- Oral presentation
- Open Access
Relationships Between Backfat Thickness, Milk Yield and Fertility Traits with Resulting Standard Curves and Their Application in Dairy Herd Management
© The Author(s); licensee BioMed Central Ltd. 2003
- Published: 31 March 2003
- Body Condition
- Milk Yield
- Early Lactation
- Backfat Thickness
- Milk Protein Content
The target of this study is to describe the interactions between the development of body condition in course of lactation and some descriptors of yield and fertility. It is aimed to identify a conditional area to be used in dairy herd management, which renders possible to combine high milk yield with acceptable fertility traits and minimal health disorders. For this purpose, backfat thickness was measured by ultrasound at about 46000 dairy cows on 75 different farms and related to production variables.
Negative energy balance is getting more intense and prolonged with increasing milk yield. However a conditional nadir below 10 mm leads to decreasing milk production. Adequate feeding adjusted to milk yield seems to be a problem within herds. After depletion of nearly all their energy deposits high-performance animals are not able to restore an adequate amount of fat reserves until next parturition. On the other hand the low-producing herdmates are predisposed to becoming excessively fat in late lactation. To reach a high production level without an increasing incidence of health disorders, conditional nadir should not be below 13 mm on herd average. Lower values only lead to negligibly higher milk yields but cause a distinctively higher risk of culling and an extreme energy deficit.

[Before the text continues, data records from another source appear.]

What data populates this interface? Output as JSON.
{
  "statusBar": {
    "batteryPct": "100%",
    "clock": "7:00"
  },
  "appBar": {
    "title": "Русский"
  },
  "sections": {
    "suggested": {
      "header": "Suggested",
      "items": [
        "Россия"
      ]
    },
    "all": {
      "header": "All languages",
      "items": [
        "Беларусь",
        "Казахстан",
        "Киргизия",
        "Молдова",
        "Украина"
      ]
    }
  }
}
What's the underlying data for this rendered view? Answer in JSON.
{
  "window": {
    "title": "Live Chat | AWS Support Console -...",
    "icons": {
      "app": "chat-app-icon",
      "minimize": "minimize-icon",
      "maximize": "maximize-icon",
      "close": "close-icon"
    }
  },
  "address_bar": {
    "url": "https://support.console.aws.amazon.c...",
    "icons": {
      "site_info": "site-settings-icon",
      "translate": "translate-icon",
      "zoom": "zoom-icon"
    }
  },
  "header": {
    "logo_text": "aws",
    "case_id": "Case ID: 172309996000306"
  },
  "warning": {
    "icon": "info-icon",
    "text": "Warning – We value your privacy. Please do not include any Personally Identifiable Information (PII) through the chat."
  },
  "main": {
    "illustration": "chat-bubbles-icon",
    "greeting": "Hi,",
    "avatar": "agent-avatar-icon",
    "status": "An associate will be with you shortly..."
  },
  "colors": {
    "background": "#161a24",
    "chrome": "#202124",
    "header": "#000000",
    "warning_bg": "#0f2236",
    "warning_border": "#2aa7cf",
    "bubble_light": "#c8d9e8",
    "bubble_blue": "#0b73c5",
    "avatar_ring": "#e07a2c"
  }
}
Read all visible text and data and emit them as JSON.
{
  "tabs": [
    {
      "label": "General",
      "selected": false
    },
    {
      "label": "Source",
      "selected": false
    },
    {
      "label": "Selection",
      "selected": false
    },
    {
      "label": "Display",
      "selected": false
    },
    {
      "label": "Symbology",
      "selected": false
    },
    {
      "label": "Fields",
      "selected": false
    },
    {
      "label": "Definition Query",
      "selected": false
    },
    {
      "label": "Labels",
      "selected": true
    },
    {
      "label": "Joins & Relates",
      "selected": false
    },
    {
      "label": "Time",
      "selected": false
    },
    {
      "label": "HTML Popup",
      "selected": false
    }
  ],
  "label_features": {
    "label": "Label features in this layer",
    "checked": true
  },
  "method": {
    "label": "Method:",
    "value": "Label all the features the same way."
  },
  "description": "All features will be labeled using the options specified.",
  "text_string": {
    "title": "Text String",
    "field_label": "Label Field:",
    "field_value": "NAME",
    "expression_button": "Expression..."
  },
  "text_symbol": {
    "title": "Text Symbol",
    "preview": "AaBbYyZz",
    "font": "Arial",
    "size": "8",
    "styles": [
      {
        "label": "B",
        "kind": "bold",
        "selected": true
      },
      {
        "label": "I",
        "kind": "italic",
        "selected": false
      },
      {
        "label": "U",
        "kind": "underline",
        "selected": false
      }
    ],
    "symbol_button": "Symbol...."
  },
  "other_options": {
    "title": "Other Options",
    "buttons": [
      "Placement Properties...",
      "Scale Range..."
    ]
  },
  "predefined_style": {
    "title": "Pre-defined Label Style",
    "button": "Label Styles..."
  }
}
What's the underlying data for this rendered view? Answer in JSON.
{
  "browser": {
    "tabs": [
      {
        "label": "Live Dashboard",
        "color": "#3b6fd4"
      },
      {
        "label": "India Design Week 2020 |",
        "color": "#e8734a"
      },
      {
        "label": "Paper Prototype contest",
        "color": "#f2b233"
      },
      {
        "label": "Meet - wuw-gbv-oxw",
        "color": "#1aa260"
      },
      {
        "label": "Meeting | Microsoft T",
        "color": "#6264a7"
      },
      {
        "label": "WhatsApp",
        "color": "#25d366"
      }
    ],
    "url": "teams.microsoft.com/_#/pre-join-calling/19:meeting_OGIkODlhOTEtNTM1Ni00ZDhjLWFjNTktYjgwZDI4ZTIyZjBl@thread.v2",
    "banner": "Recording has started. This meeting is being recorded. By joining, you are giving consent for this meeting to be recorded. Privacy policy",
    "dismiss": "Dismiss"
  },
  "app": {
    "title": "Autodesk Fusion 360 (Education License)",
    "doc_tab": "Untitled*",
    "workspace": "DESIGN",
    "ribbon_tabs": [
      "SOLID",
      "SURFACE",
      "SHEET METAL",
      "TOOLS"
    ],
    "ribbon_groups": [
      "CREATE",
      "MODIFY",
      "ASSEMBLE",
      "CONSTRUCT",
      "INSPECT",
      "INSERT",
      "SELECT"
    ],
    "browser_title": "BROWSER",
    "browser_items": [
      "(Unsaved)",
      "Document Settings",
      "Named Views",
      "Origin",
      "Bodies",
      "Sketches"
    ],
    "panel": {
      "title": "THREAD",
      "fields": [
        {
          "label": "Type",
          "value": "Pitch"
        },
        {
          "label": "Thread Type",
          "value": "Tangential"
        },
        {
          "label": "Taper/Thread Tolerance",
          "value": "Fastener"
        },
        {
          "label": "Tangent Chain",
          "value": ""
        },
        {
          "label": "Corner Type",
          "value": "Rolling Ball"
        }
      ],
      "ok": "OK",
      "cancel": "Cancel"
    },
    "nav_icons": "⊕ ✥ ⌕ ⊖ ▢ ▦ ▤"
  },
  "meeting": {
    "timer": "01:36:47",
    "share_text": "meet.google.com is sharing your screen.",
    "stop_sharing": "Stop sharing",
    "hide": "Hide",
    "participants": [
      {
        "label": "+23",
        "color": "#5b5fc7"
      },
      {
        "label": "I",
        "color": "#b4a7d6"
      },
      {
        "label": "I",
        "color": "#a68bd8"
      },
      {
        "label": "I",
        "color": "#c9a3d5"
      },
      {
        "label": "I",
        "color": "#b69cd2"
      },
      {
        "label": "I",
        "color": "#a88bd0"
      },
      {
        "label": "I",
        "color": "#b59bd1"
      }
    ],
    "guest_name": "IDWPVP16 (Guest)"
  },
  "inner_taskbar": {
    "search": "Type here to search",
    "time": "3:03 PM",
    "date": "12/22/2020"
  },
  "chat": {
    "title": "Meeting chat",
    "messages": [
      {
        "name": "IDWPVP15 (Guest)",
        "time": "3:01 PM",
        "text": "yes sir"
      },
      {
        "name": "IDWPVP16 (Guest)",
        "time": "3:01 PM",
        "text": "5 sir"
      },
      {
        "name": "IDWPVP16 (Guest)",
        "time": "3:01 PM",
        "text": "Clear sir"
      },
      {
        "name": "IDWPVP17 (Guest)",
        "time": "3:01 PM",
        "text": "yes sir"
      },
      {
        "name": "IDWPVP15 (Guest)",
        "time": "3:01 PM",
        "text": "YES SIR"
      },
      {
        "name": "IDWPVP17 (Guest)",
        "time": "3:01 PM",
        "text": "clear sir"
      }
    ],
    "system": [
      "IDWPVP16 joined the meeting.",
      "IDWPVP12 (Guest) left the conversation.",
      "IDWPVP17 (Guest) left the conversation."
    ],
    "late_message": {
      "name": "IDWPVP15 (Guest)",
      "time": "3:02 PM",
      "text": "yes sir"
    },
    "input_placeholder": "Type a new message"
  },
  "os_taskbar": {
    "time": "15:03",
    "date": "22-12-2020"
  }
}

The development of body condition is strongly related to the milk protein content. The average protein percentage of total lactational milk should be between 3,5% and 3,8%. Values below 3,2% refer to an extreme energy deficit in early lactation.
Intervals to first artificial insemination and to conception get longer with increasing amounts of body fat losses in early lactation. To reach good reproductive performance, conditional nadir should not be below 13 mm on herd average.
Independent of dairy merit mean body condition in the dry period should range from 22 to 24 mm. High reproductive efficiency and low culling risks can be observed in this conditional area.
Animals should return to positive energy balance after at least 100 days in milk and another 100 days later a marked regeneration of body fat reserves should be realised. At drying off, animals should have regained their calving condition. High producing dairy cows however have to increase their condition in the dry period, because replenishment of body energy reserves during late lactation becomes increasingly difficult.
The validity of body condition scoring is limited concerning the individual, but it is a useful management tool to assess the nutritional status of a dairy herd. It is a practical instrument in controlling the physiological loss of body fat reserves in early lactation and to realise an adequate replenishment of body tissue reserves in anticipation of the subsequent lactation. It is shown that high herd yields don't have to be at expense of reproductive performance and can be achieved without extreme body condition losses. In conclusion, an efficient herd management can offset depression in fertility, which commonly is the price for an increasing milk yield.
This article is published under license to BioMed Central Ltd. This is an Open Access article distributed under the terms of the Creative Commons Attribution License (http://creativecommons.org/licenses/by/2.0), which permits unrestricted use, distribution, and reproduction in any medium, provided the original work is properly cited.